→ TASK TO CARRY OUT
Which lines of the records contain "JSON"? Collect every one of them.

→ DATA TO EXAMINE
※ ※ ※

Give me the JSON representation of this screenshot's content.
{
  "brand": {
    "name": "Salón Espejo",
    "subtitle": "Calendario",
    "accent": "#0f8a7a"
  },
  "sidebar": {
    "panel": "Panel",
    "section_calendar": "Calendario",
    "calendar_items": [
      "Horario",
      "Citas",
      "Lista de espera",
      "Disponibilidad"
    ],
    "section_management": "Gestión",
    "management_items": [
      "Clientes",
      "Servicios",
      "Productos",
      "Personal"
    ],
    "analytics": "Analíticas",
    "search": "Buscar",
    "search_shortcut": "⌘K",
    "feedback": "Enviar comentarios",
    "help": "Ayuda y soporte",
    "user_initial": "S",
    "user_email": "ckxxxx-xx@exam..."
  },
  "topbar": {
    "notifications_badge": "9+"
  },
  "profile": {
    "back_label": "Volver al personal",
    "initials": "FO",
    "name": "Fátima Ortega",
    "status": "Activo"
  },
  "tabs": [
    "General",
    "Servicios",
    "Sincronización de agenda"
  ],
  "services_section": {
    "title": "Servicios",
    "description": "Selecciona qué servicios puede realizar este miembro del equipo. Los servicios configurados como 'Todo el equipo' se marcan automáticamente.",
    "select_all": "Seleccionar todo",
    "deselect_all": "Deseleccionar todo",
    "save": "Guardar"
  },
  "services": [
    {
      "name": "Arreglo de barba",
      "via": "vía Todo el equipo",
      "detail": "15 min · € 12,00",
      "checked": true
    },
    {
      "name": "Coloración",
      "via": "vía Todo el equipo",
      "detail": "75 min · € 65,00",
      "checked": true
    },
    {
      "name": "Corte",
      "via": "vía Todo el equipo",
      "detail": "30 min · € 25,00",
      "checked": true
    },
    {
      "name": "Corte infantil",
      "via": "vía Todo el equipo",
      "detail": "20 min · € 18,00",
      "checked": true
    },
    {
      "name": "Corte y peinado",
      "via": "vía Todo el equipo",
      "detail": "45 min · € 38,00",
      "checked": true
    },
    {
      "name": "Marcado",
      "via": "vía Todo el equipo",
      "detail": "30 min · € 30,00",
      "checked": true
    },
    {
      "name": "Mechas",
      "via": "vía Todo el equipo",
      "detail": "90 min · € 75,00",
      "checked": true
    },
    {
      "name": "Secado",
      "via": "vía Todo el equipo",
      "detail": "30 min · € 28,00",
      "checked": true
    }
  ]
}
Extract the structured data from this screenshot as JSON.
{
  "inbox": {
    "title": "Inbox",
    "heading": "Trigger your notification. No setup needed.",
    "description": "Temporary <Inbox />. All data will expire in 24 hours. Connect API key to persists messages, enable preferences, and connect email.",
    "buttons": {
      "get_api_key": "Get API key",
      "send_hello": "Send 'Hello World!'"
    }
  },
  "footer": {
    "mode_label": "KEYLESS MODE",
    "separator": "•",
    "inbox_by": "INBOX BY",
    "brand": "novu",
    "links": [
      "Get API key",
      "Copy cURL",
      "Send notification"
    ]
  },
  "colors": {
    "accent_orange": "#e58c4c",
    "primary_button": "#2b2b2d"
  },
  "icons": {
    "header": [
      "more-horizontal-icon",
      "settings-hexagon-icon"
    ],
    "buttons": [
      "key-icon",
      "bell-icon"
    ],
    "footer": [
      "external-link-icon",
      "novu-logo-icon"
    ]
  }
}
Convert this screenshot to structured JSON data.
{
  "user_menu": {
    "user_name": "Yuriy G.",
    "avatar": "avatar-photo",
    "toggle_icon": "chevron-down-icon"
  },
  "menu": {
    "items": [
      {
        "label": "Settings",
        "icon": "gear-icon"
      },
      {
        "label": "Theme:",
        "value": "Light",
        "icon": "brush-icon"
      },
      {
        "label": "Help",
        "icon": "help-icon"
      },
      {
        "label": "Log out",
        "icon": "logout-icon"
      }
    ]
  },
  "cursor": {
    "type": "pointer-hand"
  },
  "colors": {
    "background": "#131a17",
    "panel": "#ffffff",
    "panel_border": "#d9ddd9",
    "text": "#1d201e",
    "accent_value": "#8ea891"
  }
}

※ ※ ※

→ RESULT OF THIS TASK
Give me the JSON representation of this screenshot's content.
Extract the structured data from this screenshot as JSON.
Convert this screenshot to structured JSON data.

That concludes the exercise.